- _REQUIRED ACTION_: Could you write out the records exactly as they are given?
◇ ◇ ◇ ◇ ◇
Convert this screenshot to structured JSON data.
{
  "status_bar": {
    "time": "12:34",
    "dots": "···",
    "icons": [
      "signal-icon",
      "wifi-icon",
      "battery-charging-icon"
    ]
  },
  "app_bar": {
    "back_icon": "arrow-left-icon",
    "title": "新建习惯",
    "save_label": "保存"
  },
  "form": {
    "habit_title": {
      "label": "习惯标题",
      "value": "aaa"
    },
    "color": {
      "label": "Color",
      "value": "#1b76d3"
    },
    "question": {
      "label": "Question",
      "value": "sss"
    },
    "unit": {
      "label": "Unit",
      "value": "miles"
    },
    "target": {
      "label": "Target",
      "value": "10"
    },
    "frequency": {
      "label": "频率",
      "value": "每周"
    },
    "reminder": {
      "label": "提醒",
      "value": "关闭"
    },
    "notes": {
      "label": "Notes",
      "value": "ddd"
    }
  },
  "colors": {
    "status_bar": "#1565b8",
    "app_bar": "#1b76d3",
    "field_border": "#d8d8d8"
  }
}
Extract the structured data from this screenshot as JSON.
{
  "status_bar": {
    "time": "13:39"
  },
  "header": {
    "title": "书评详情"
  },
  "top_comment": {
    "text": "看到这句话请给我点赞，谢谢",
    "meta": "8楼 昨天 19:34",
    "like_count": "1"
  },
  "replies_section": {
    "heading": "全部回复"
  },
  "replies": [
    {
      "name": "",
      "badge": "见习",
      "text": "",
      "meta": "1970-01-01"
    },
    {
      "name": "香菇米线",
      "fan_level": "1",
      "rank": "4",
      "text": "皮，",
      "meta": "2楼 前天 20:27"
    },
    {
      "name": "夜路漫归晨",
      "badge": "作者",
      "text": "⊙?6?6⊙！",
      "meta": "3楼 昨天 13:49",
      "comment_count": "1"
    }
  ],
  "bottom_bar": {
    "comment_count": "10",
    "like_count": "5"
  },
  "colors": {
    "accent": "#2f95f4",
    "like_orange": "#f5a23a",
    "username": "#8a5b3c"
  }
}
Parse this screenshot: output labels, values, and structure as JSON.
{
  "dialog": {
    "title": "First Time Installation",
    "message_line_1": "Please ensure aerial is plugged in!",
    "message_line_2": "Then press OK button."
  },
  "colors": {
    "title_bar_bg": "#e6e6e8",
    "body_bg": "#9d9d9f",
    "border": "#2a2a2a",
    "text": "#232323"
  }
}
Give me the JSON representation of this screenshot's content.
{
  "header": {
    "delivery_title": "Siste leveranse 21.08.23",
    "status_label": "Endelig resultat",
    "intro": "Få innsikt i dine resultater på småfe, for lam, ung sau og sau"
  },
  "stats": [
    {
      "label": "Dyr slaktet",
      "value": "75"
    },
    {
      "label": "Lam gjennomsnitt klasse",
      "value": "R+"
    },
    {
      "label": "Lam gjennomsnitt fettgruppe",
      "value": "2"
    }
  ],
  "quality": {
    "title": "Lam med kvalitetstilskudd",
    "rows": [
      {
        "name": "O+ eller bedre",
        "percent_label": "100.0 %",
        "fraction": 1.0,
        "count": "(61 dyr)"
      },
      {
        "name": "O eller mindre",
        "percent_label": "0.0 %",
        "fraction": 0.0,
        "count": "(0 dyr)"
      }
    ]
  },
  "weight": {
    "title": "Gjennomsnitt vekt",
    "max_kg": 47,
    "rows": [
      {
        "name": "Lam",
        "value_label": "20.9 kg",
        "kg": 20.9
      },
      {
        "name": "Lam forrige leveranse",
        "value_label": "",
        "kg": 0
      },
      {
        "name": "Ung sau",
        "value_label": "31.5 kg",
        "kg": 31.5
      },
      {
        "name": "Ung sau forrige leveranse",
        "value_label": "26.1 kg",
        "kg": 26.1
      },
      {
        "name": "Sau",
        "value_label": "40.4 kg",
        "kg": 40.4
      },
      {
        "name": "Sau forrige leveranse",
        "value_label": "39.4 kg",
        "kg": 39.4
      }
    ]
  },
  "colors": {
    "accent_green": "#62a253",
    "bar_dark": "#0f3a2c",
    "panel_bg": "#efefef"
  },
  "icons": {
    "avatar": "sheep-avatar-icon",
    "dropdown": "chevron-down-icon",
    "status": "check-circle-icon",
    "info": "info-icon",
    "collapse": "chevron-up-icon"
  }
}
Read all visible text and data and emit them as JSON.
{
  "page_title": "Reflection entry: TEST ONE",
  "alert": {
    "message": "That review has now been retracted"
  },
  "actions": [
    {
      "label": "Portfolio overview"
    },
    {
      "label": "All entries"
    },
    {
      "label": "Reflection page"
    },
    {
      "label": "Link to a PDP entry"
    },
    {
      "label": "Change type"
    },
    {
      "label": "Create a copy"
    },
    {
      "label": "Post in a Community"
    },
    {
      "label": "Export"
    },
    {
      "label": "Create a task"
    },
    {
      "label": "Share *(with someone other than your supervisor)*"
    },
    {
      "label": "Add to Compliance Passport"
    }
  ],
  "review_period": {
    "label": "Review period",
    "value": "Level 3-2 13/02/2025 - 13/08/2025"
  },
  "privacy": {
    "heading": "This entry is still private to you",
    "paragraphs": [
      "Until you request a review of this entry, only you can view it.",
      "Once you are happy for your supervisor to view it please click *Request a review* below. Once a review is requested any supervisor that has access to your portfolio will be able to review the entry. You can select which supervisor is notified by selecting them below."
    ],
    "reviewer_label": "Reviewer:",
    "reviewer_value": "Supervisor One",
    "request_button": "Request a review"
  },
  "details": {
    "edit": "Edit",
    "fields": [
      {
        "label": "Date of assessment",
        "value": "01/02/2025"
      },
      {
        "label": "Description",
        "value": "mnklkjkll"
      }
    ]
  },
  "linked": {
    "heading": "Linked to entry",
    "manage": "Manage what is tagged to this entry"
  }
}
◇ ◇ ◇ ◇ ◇
- _TASK RESPONSE_:
Convert this screenshot to structured JSON data.
{
  "status_bar": {
    "time": "12:34",
    "dots": "···",
    "icons": [
      "signal-icon",
      "wifi-icon",
      "battery-charging-icon"
    ]
  },
  "app_bar": {
    "back_icon": "arrow-left-icon",
    "title": "新建习惯",
    "save_label": "保存"
  },
  "form": {
    "habit_title": {
      "label": "习惯标题",
      "value": "aaa"
    },
    "color": {
      "label": "Color",
      "value": "#1b76d3"
    },
    "question": {
      "label": "Question",
      "value": "sss"
    },
    "unit": {
      "label": "Unit",
      "value": "miles"
    },
    "target": {
      "label": "Target",
      "value": "10"
    },
    "frequency": {
      "label": "频率",
      "value": "每周"
    },
    "reminder": {
      "label": "提醒",
      "value": "关闭"
    },
    "notes": {
      "label": "Notes",
      "value": "ddd"
    }
  },
  "colors": {
    "status_bar": "#1565b8",
    "app_bar": "#1b76d3",
    "field_border": "#d8d8d8"
  }
}
Extract the structured data from this screenshot as JSON.
{
  "status_bar": {
    "time": "13:39"
  },
  "header": {
    "title": "书评详情"
  },
  "top_comment": {
    "text": "看到这句话请给我点赞，谢谢",
    "meta": "8楼 昨天 19:34",
    "like_count": "1"
  },
  "replies_section": {
    "heading": "全部回复"
  },
  "replies": [
    {
      "name": "",
      "badge": "见习",
      "text": "",
      "meta": "1970-01-01"
    },
    {
      "name": "香菇米线",
      "fan_level": "1",
      "rank": "4",
      "text": "皮，",
      "meta": "2楼 前天 20:27"
    },
    {
      "name": "夜路漫归晨",
      "badge": "作者",
      "text": "⊙?6?6⊙！",
      "meta": "3楼 昨天 13:49",
      "comment_count": "1"
    }
  ],
  "bottom_bar": {
    "comment_count": "10",
    "like_count": "5"
  },
  "colors": {
    "accent": "#2f95f4",
    "like_orange": "#f5a23a",
    "username": "#8a5b3c"
  }
}
Parse this screenshot: output labels, values, and structure as JSON.
{
  "dialog": {
    "title": "First Time Installation",
    "message_line_1": "Please ensure aerial is plugged in!",
    "message_line_2": "Then press OK button."
  },
  "colors": {
    "title_bar_bg": "#e6e6e8",
    "body_bg": "#9d9d9f",
    "border": "#2a2a2a",
    "text": "#232323"
  }
}
Give me the JSON representation of this screenshot's content.
{
  "header": {
    "delivery_title": "Siste leveranse 21.08.23",
    "status_label": "Endelig resultat",
    "intro": "Få innsikt i dine resultater på småfe, for lam, ung sau og sau"
  },
  "stats": [
    {
      "label": "Dyr slaktet",
      "value": "75"
    },
    {
      "label": "Lam gjennomsnitt klasse",
      "value": "R+"
    },
    {
      "label": "Lam gjennomsnitt fettgruppe",
      "value": "2"
    }
  ],
  "quality": {
    "title": "Lam med kvalitetstilskudd",
    "rows": [
      {
        "name": "O+ eller bedre",
        "percent_label": "100.0 %",
        "fraction": 1.0,
        "count": "(61 dyr)"
      },
      {
        "name": "O eller mindre",
        "percent_label": "0.0 %",
        "fraction": 0.0,
        "count": "(0 dyr)"
      }
    ]
  },
  "weight": {
    "title": "Gjennomsnitt vekt",
    "max_kg": 47,
    "rows": [
      {
        "name": "Lam",
        "value_label": "20.9 kg",
        "kg": 20.9
      },
      {
        "name": "Lam forrige leveranse",
        "value_label": "",
        "kg": 0
      },
      {
        "name": "Ung sau",
        "value_label": "31.5 kg",
        "kg": 31.5
      },
      {
        "name": "Ung sau forrige leveranse",
        "value_label": "26.1 kg",
        "kg": 26.1
      },
      {
        "name": "Sau",
        "value_label": "40.4 kg",
        "kg": 40.4
      },
      {
        "name": "Sau forrige leveranse",
        "value_label": "39.4 kg",
        "kg": 39.4
      }
    ]
  },
  "colors": {
    "accent_green": "#62a253",
    "bar_dark": "#0f3a2c",
    "panel_bg": "#efefef"
  },
  "icons": {
    "avatar": "sheep-avatar-icon",
    "dropdown": "chevron-down-icon",
    "status": "check-circle-icon",
    "info": "info-icon",
    "collapse": "chevron-up-icon"
  }
}
Read all visible text and data and emit them as JSON.
{
  "page_title": "Reflection entry: TEST ONE",
  "alert": {
    "message": "That review has now been retracted"
  },
  "actions": [
    {
      "label": "Portfolio overview"
    },
    {
      "label": "All entries"
    },
    {
      "label": "Reflection page"
    },
    {
      "label": "Link to a PDP entry"
    },
    {
      "label": "Change type"
    },
    {
      "label": "Create a copy"
    },
    {
      "label": "Post in a Community"
    },
    {
      "label": "Export"
    },
    {
      "label": "Create a task"
    },
    {
      "label": "Share *(with someone other than your supervisor)*"
    },
    {
      "label": "Add to Compliance Passport"
    }
  ],
  "review_period": {
    "label": "Review period",
    "value": "Level 3-2 13/02/2025 - 13/08/2025"
  },
  "privacy": {
    "heading": "This entry is still private to you",
    "paragraphs": [
      "Until you request a review of this entry, only you can view it.",
      "Once you are happy for your supervisor to view it please click *Request a review* below. Once a review is requested any supervisor that has access to your portfolio will be able to review the entry. You can select which supervisor is notified by selecting them below."
    ],
    "reviewer_label": "Reviewer:",
    "reviewer_value": "Supervisor One",
    "request_button": "Request a review"
  },
  "details": {
    "edit": "Edit",
    "fields": [
      {
        "label": "Date of assessment",
        "value": "01/02/2025"
      },
      {
        "label": "Description",
        "value": "mnklkjkll"
      }
    ]
  },
  "linked": {
    "heading": "Linked to entry",
    "manage": "Manage what is tagged to this entry"
  }
}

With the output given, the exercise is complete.